#### [WHAT YOU NEED TO DO]
Line by line, print the records exactly as they are, dropping the pictures.

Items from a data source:
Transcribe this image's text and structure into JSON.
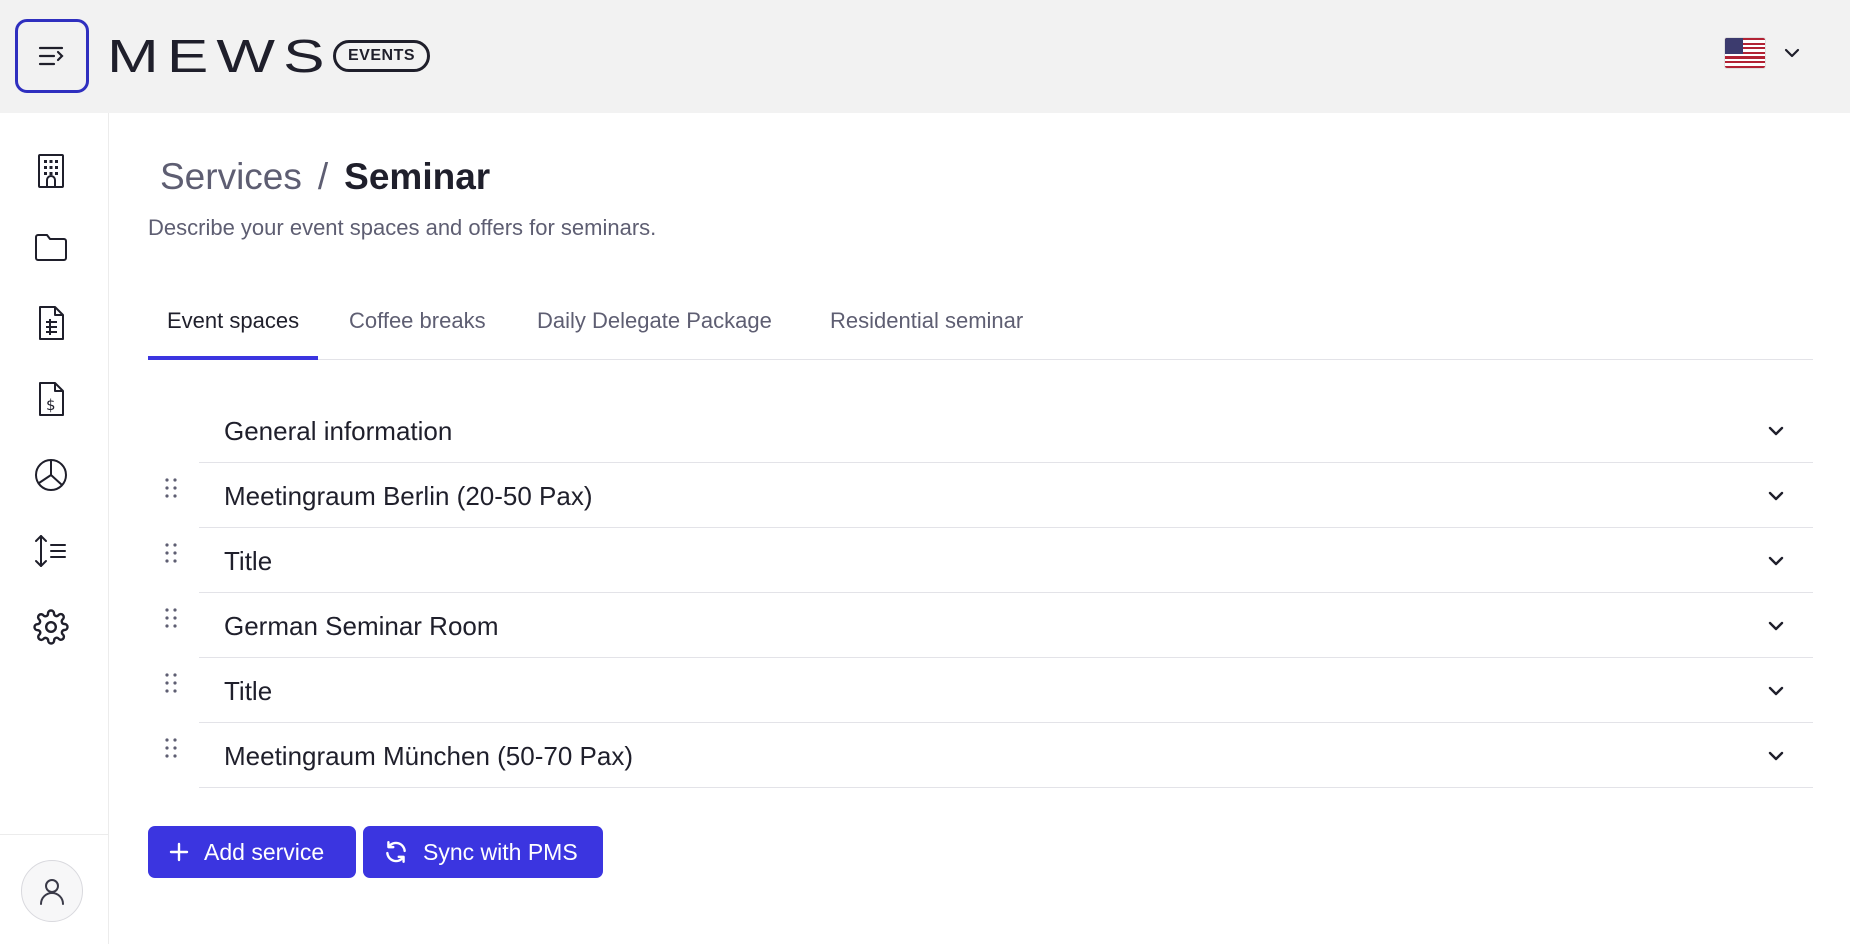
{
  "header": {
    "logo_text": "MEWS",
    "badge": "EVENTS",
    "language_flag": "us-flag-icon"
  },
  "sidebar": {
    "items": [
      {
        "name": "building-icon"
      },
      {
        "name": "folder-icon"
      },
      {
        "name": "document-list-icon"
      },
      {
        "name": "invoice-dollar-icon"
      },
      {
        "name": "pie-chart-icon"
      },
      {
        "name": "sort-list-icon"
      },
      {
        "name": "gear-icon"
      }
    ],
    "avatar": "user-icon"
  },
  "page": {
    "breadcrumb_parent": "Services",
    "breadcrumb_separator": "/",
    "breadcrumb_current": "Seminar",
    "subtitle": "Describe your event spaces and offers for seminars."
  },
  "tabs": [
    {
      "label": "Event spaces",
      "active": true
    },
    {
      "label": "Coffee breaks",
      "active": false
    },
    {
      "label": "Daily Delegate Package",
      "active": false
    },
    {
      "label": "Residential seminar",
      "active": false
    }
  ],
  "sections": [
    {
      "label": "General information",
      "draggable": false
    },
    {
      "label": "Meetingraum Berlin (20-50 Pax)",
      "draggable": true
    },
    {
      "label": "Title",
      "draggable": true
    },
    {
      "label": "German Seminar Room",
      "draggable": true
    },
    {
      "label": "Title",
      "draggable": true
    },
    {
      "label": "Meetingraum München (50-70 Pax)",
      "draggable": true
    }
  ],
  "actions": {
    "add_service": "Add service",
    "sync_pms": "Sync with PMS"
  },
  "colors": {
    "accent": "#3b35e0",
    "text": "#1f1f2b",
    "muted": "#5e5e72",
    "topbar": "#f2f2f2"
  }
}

#### [TASK RESULT]
Transcribe this image's text and structure into JSON.
{
  "header": {
    "logo_text": "MEWS",
    "badge": "EVENTS",
    "language_flag": "us-flag-icon"
  },
  "sidebar": {
    "items": [
      {
        "name": "building-icon"
      },
      {
        "name": "folder-icon"
      },
      {
        "name": "document-list-icon"
      },
      {
        "name": "invoice-dollar-icon"
      },
      {
        "name": "pie-chart-icon"
      },
      {
        "name": "sort-list-icon"
      },
      {
        "name": "gear-icon"
      }
    ],
    "avatar": "user-icon"
  },
  "page": {
    "breadcrumb_parent": "Services",
    "breadcrumb_separator": "/",
    "breadcrumb_current": "Seminar",
    "subtitle": "Describe your event spaces and offers for seminars."
  },
  "tabs": [
    {
      "label": "Event spaces",
      "active": true
    },
    {
      "label": "Coffee breaks",
      "active": false
    },
    {
      "label": "Daily Delegate Package",
      "active": false
    },
    {
      "label": "Residential seminar",
      "active": false
    }
  ],
  "sections": [
    {
      "label": "General information",
      "draggable": false
    },
    {
      "label": "Meetingraum Berlin (20-50 Pax)",
      "draggable": true
    },
    {
      "label": "Title",
      "draggable": true
    },
    {
      "label": "German Seminar Room",
      "draggable": true
    },
    {
      "label": "Title",
      "draggable": true
    },
    {
      "label": "Meetingraum München (50-70 Pax)",
      "draggable": true
    }
  ],
  "actions": {
    "add_service": "Add service",
    "sync_pms": "Sync with PMS"
  },
  "colors": {
    "accent": "#3b35e0",
    "text": "#1f1f2b",
    "muted": "#5e5e72",
    "topbar": "#f2f2f2"
  }
}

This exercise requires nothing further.